As a graphic designer, you probably already know how essential it is that you have a portfolio of your work. Being able to show clients what you do on demand is vital for securing jobs. They’ll want to see examples of what you can do for them, and get an idea of your style.

In days of old, this meant pulling out a physical portfolio which clients could flick through. More recently, it’s meant directing them to an online portfolio of still pictures. But, by vlogging your design journey, you could showcase your work in a more modern way.

By showing your stuff on camera, and filming projects you’re working on, you could bring your ideas to life in front of your client’s eyes. Clients can observe your working processes and get a first-hand impression of your style. This could give you a much-needed edge over your competitors.
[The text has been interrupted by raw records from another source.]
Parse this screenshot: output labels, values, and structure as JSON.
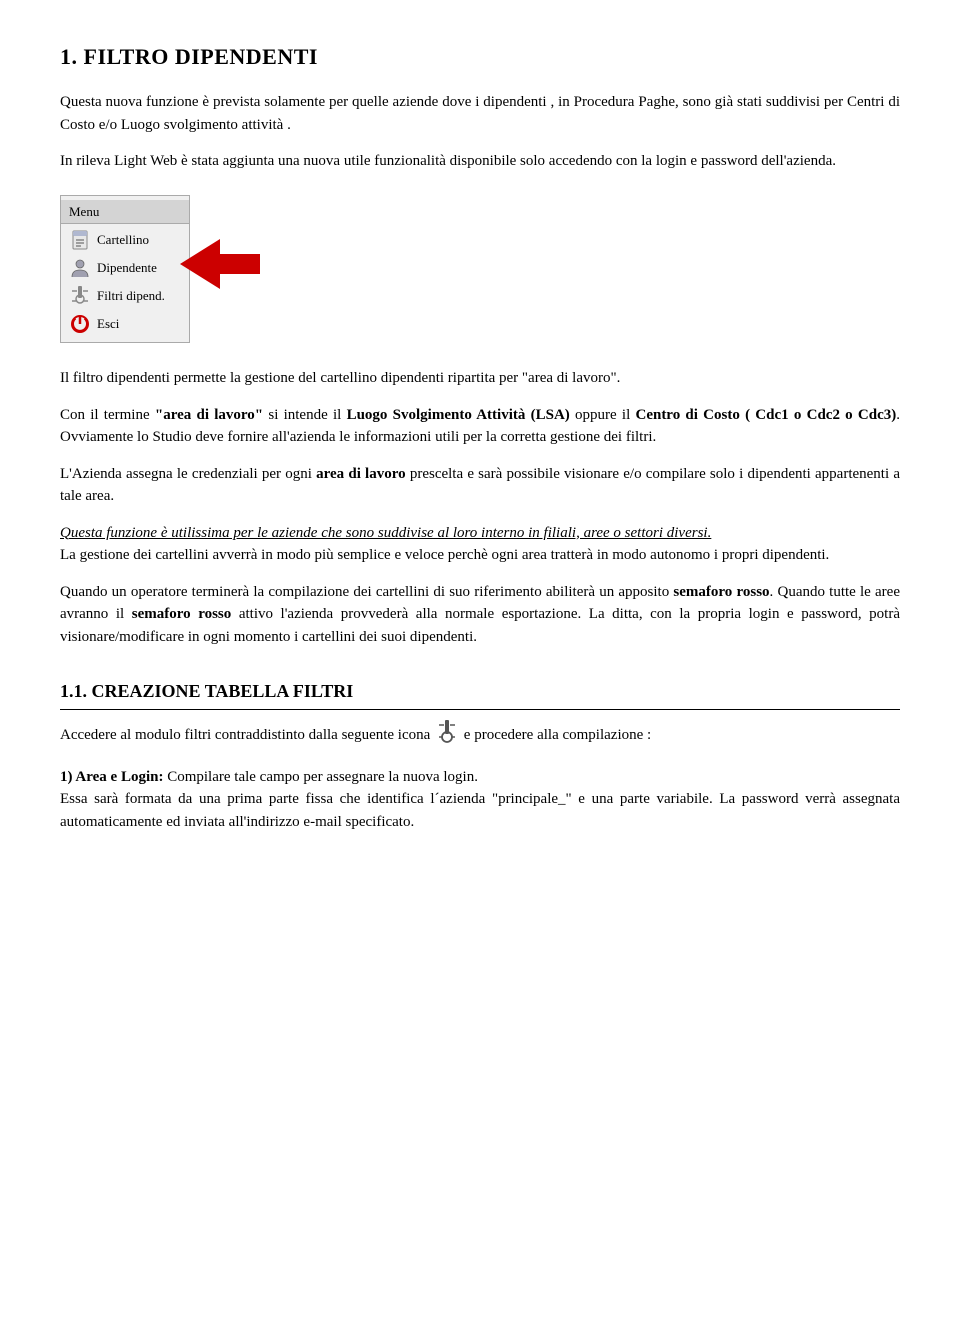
{
  "page": {
    "title": "1.   FILTRO DIPENDENTI",
    "intro_p1": "Questa nuova funzione è prevista solamente per quelle aziende dove i dipendenti , in Procedura Paghe, sono già stati suddivisi per Centri di Costo e/o Luogo svolgimento attività .",
    "intro_p2": "In rileva Light Web è stata aggiunta una nuova utile funzionalità disponibile solo accedendo con la login e password dell'azienda.",
    "menu": {
      "title": "Menu",
      "items": [
        {
          "label": "Cartellino",
          "icon": "document-icon"
        },
        {
          "label": "Dipendente",
          "icon": "person-icon"
        },
        {
          "label": "Filtri dipend.",
          "icon": "filter-icon"
        },
        {
          "label": "Esci",
          "icon": "power-icon"
        }
      ]
    },
    "p_filtro": "Il filtro dipendenti permette la gestione del cartellino dipendenti ripartita per \"area di lavoro\".",
    "p_con": "Con il termine \"area di lavoro\" si intende il Luogo Svolgimento Attività (LSA) oppure il Centro di Costo ( Cdc1 o Cdc2 o Cdc3). Ovviamente lo Studio deve fornire all'azienda le informazioni utili per la corretta gestione dei filtri.",
    "p_azienda": "L'Azienda assegna le credenziali  per ogni area di lavoro prescelta e sarà possibile visionare e/o compilare solo i dipendenti appartenenti a tale area.",
    "p_utilissima": "Questa funzione è utilissima per le aziende che sono suddivise al loro interno in filiali, aree o settori diversi.\nLa gestione dei cartellini avverrà in modo più semplice e veloce perchè ogni area tratterà in modo autonomo i propri dipendenti.",
    "p_quando": "Quando un operatore terminerà la compilazione dei cartellini di suo riferimento abiliterà un apposito semaforo rosso. Quando tutte le aree avranno il semaforo rosso attivo l'azienda provvederà alla normale esportazione. La ditta, con la propria login e password, potrà visionare/modificare in ogni momento i cartellini dei suoi dipendenti.",
    "subsection_title": "1.1.   CREAZIONE TABELLA FILTRI",
    "p_accedere": "Accedere al modulo filtri contraddistinto dalla seguente icona",
    "p_accedere2": "e procedere alla compilazione :",
    "p_area_login_label": "1) Area e Login:",
    "p_area_login_text": "Compilare tale campo per assegnare la nuova login.\nEssa sarà formata da una prima parte fissa che identifica l´azienda \"principale_\" e una parte variabile. La password verrà assegnata automaticamente ed inviata all'indirizzo e-mail specificato."
  }
}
Photo Credit: COD Newsroom-Flickr

Reach A Broader Audience

Another significant benefit of video is that it provides a chance to reach audiences you wouldn’t otherwise. Usually, you would have to rely on things like word of mouth or direct leads to your website. You would also be limited to a specific type of client. YouTube videos can help you break many of those boundaries.

If you keep your content relevant, reliable, and YouTube friendly, you could be popping up on the first page of YouTube search results in no time.

It may also pay to use something like this closed captioning service which would make your videos appealing to an even wider audience. As well as attracting entirely new clients, you may find that you appeal to an audience you’ve never considered.

Budding graphic designers, for example, may turn to your videos for advice. Equally, members of the general public may find your content interesting. If that happens, you could have the choice to branch out to things like teaching instructional courses or opening a shop to sell prints and products.

A Touch Of Personality

Personality is critical is any business model, and graphic design is no different. In fact, given that this is a creative field, you could say that personality is paramount to your success. Your work is, after all, an extension of you.

Revealing plenty of character to clients can take you far. Vlogging can help showcase your personality before you even get on the phone with a client. While you won’t be a fit for everyone out there, that’s okay and you may end up with less headache in the end as your ideal clients will have already judged whether you’re someone they could work with. That’s not something you’re likely to get from any other platform.

Extra Income

Booking your ideal client is the obvious goal, however, it’s also worth noting that YouTube in itself could earn you some extra money. If you get accepted onto YouTube’s AdSense scheme, you could receive money for advertisements.

You may also find that brands are willing to either pay or send you free products for mentions in your video and every penny can help when you’re freelance.

Bear in mind that you don’t need expensive equipment and editing prowess to make this work. Many YouTubers film using little more than their smartphones and a tripod. There are also plenty of free or affordable editing options out there. iMovie, for example, is a cheap and easy to use program. It even comes free with many Apple products. For non-Apple users, something like Lightworks is the ideal way to make videos for less.

Have you taken the leap into vlogging yet for your business? How has it gone for you?